United Methodists who mobilized in the 1990s in response to a volcano eruption in the Eastern Congo will remember the city of Goma. Today, it still hosts over half a million refugees, caught by violence between rebel attacks and government retaliation.

Kalehe flood survivors talk to Bishop Gabriel Unda of the East Congo Episcopal Area during a church distribution operation in Goma. (Photo: Jolie Shabani, UM News)

UMCOR supports the East Congo Episcopal Area as it offers aid and comfort; the latest response will supply food and hygiene supplies to about 2,500 families.

People generally associate tornadoes with the United States, and they designate millions of dollars to help communities recover from storms, tornadoes and hurricanes.

But this year, UMCOR responded to a request from Côte d’Ivoire after Zokolilié, a town of 12,000, was nearly wiped out by a tornado.
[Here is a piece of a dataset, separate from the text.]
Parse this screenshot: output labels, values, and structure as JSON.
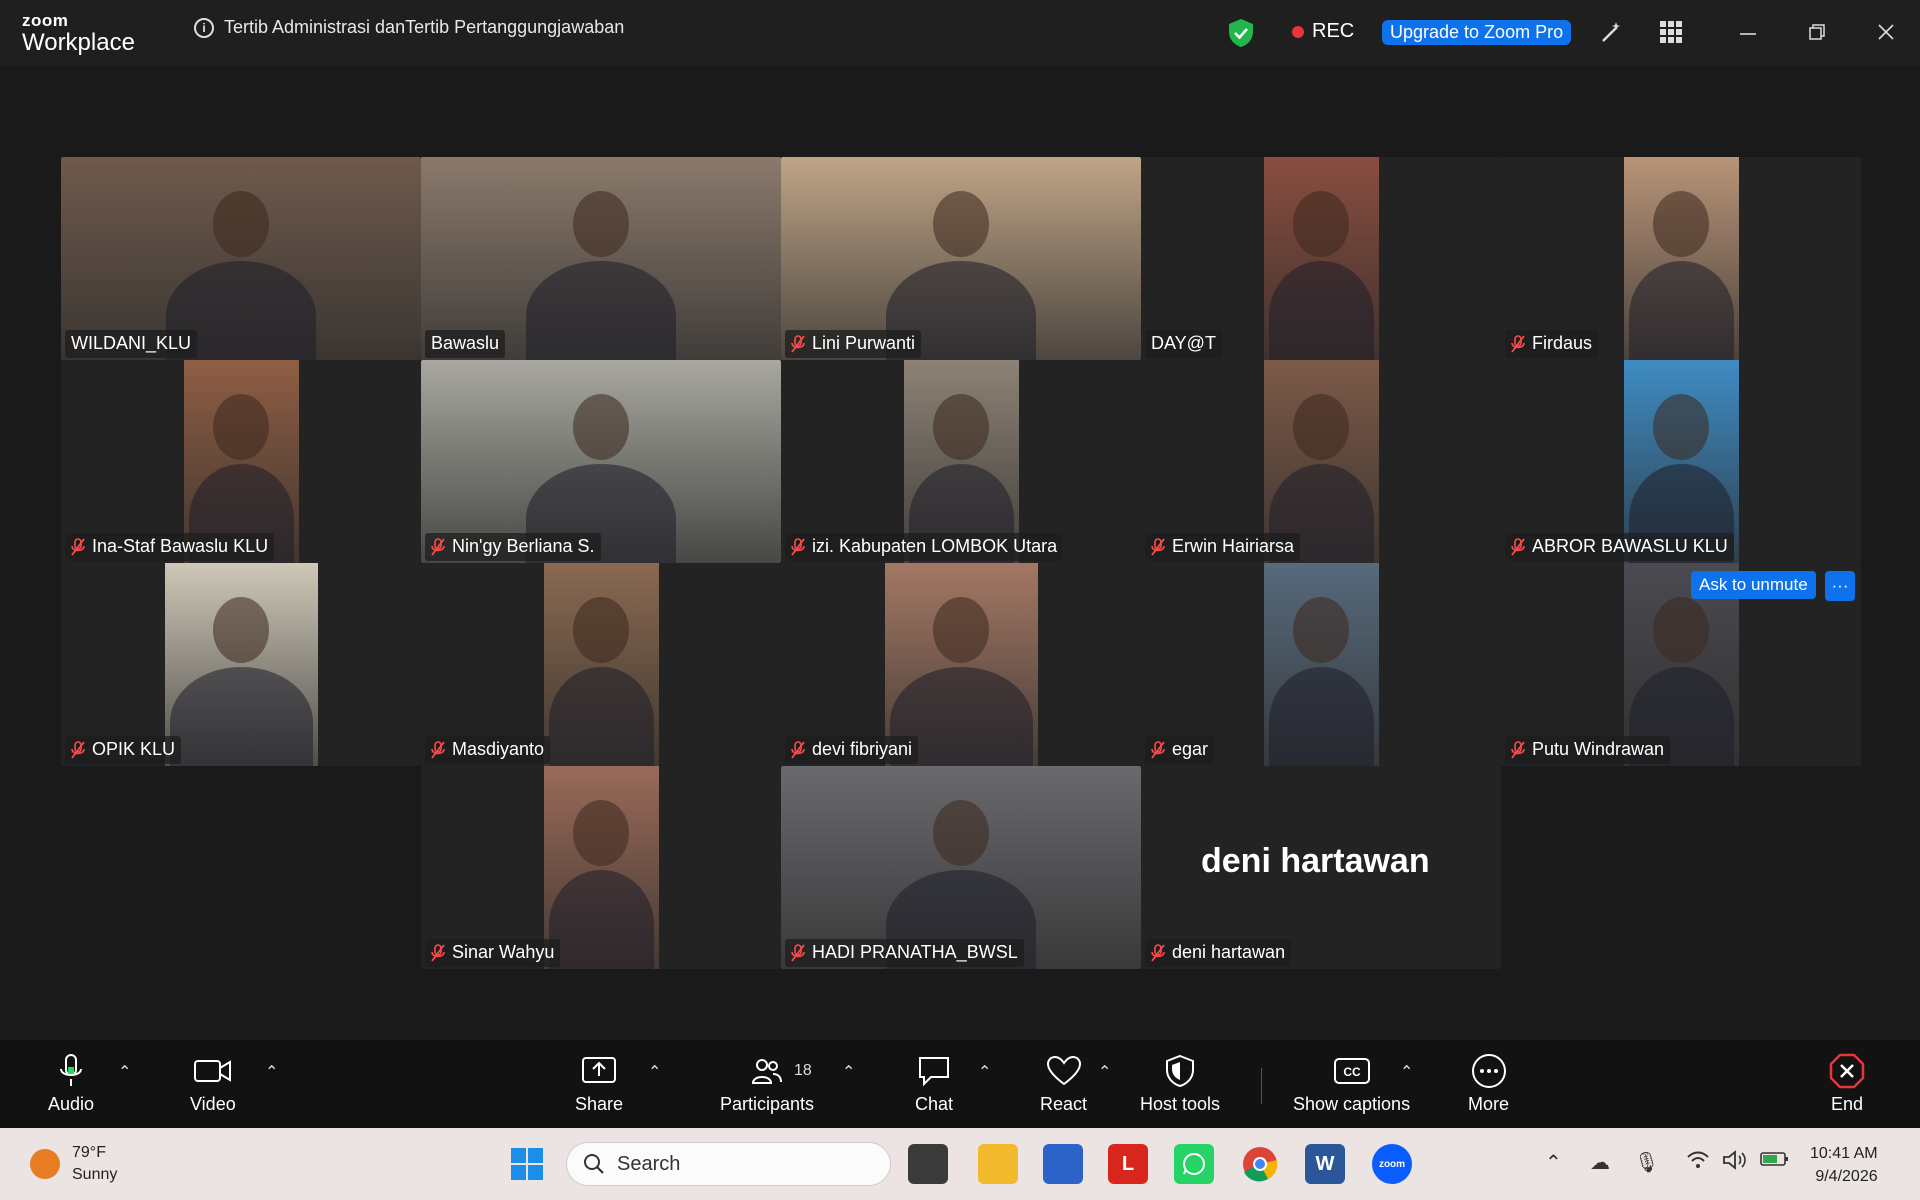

The Côte d’Ivoire UMC’s disaster agency is using an UMCOR grant to rebuild about 50 houses in the town.

And, while typhoons are often associated with Asia and Africa, UMCOR also responded to a request by the Alaska Conference in the aftermath of Typhoon Merbok, which struck the town of Hooper Bay in September 2022. The conference is gearing up to provide disaster case management and support for long-term recovery for households that have not yet received the help they need.

Giving through UMCOR, Where Most Needed, Advance # 999895, means that neither UMCOR staff nor donors need to predict when typhoons will strike the U.S. or tornadoes the western coast of Africa. Whenever and wherever natural and humanmade disasters strike, UMCOR will be able to respond through nearby partners.

Christie R. House is a consultant writer and editor with Global Ministries and UMCOR. Ezekiel Ibrahim, communicator for the Nigeria Episcopal Area, provided reporting from Nigeria.

About the United Methodist Committee on Relief (UMCOR)

Founded in 1940, UMCOR is the global humanitarian relief and development agency of The United Methodist Church. A part of United Methodist Global Ministries, UMCOR works in more than 80 countries worldwide, including the United States and its territories. The agency’s mission, grounded in the teachings of Jesus, is to alleviate human suffering with open hearts and minds to all people. Working in the areas of disaster response and recovery and migration, UMCOR responds to natural or civil disasters that are interruptions of such magnitude that they overwhelm a community’s ability to recover on its own.

Support the work of UMCOR.